The problem: Only the number is wanted: how many lines below include "Combination"?

[Records excerpted from a collection]
+ + + + + + +
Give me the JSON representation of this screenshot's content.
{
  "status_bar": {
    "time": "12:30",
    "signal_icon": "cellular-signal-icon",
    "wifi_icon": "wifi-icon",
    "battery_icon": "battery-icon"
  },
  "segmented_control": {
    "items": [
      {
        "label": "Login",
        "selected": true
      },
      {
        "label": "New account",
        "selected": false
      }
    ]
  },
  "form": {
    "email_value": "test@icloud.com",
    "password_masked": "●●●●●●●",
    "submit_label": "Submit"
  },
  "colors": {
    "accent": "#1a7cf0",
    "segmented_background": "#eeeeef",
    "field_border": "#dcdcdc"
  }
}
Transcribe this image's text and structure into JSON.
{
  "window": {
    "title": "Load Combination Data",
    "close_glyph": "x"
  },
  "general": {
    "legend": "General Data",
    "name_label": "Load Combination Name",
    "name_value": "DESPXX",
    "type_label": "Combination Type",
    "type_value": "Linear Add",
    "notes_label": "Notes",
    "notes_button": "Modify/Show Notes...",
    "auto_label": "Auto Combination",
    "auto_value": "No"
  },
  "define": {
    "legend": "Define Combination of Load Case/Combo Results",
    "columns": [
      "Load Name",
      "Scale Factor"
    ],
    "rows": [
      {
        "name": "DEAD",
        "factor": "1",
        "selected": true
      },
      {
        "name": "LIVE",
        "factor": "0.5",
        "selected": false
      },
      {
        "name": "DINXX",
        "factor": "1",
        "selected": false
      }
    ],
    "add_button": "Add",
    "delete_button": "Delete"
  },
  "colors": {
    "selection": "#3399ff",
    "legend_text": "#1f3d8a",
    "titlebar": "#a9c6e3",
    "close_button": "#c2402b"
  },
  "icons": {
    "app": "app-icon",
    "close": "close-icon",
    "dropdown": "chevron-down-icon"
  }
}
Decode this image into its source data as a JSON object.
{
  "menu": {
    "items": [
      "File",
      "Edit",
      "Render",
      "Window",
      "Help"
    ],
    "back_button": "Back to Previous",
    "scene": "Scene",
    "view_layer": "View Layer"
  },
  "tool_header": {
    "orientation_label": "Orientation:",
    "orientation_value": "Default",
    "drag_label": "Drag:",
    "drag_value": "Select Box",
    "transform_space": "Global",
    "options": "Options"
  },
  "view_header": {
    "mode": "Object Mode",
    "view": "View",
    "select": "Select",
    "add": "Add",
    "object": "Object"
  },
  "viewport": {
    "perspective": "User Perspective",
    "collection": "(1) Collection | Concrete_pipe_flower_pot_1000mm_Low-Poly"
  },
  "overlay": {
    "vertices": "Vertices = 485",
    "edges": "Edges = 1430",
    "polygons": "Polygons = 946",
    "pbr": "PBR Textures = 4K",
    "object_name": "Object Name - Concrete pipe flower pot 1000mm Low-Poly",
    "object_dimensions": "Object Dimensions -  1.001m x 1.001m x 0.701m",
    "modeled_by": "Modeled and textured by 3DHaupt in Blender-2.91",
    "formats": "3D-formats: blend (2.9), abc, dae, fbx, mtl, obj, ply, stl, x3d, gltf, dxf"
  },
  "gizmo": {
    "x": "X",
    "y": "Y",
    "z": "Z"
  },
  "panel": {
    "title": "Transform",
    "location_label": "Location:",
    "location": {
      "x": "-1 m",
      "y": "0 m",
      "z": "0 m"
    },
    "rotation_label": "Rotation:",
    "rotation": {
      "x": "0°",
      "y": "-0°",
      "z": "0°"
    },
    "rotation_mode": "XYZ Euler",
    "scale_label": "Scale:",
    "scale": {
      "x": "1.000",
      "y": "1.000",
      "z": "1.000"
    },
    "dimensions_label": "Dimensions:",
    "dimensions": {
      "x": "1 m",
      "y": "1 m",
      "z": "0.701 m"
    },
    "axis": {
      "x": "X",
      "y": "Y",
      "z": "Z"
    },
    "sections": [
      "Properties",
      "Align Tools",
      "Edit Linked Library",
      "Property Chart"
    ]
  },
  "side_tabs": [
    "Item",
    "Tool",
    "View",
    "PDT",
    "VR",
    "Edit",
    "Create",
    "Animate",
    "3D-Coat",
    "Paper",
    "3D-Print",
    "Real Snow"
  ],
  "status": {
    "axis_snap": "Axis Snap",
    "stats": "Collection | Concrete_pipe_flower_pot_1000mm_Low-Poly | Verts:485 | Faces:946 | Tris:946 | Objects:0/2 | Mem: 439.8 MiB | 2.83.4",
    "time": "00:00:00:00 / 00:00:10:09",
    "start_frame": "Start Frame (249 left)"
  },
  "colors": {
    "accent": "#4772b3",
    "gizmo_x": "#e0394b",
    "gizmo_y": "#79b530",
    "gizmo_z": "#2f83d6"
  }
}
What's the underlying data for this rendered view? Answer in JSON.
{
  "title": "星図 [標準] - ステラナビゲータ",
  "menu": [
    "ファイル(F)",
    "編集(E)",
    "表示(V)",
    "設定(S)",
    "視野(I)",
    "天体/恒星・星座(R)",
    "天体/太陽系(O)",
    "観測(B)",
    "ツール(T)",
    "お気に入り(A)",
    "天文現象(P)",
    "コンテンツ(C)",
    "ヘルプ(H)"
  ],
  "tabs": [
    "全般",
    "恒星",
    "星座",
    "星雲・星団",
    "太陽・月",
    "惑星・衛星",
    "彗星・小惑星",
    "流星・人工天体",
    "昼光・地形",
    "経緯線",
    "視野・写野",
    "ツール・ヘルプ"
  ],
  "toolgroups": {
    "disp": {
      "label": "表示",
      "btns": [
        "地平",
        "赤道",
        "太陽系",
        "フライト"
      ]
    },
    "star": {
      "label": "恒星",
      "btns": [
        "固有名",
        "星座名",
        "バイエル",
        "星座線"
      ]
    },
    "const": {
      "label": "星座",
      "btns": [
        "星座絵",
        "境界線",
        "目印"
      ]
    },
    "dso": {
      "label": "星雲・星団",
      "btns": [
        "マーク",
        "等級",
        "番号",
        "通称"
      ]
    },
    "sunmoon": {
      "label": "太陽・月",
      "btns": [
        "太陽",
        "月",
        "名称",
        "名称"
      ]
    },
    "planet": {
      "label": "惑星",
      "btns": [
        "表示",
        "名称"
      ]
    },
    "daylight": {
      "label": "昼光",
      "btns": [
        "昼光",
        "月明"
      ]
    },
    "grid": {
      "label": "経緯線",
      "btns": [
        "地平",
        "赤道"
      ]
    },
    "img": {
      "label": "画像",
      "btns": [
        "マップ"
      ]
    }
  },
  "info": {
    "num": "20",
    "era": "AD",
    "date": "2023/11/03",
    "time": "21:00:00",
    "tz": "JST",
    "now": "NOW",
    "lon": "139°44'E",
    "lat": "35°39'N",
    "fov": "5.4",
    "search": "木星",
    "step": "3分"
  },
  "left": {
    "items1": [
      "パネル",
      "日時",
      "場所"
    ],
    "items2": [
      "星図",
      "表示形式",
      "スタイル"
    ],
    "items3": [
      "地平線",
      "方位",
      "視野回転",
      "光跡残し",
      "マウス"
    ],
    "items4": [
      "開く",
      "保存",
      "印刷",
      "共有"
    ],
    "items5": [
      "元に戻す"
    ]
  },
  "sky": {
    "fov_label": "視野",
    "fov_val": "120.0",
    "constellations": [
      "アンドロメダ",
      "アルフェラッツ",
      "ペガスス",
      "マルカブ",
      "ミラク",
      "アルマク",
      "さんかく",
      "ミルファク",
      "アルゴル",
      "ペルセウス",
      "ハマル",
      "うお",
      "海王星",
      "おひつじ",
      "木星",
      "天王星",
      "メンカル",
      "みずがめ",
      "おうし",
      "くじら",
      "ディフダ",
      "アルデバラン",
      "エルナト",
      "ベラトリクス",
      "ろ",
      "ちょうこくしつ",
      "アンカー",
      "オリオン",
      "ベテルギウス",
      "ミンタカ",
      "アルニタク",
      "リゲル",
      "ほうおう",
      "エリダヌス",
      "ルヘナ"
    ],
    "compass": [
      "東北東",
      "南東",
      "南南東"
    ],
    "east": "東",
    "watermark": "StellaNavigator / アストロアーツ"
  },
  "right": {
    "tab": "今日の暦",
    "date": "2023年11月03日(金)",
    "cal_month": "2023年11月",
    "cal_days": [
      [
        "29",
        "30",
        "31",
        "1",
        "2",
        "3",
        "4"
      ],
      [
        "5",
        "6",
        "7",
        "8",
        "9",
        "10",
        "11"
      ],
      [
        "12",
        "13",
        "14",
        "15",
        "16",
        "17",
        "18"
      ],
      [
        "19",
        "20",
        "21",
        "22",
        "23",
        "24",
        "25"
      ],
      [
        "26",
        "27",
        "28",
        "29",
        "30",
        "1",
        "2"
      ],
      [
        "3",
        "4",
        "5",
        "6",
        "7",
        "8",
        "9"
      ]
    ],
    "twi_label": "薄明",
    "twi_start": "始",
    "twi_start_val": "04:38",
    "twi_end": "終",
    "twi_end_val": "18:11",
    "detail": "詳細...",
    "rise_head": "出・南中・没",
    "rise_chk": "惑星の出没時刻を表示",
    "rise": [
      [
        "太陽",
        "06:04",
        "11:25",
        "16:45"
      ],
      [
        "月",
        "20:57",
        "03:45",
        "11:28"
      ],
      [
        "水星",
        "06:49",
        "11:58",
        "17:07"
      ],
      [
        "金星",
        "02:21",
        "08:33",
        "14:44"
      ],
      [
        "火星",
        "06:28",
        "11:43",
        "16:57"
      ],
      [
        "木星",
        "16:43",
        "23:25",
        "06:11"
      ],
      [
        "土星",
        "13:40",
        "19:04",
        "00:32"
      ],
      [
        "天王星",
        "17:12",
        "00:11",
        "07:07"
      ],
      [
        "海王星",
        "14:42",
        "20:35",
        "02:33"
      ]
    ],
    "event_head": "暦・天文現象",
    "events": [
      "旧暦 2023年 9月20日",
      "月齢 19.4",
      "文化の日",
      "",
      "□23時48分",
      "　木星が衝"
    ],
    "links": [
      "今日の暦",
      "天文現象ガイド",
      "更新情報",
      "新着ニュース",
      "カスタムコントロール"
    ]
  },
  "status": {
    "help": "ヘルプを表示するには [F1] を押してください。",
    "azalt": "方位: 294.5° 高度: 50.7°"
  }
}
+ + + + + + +
Task solution: 5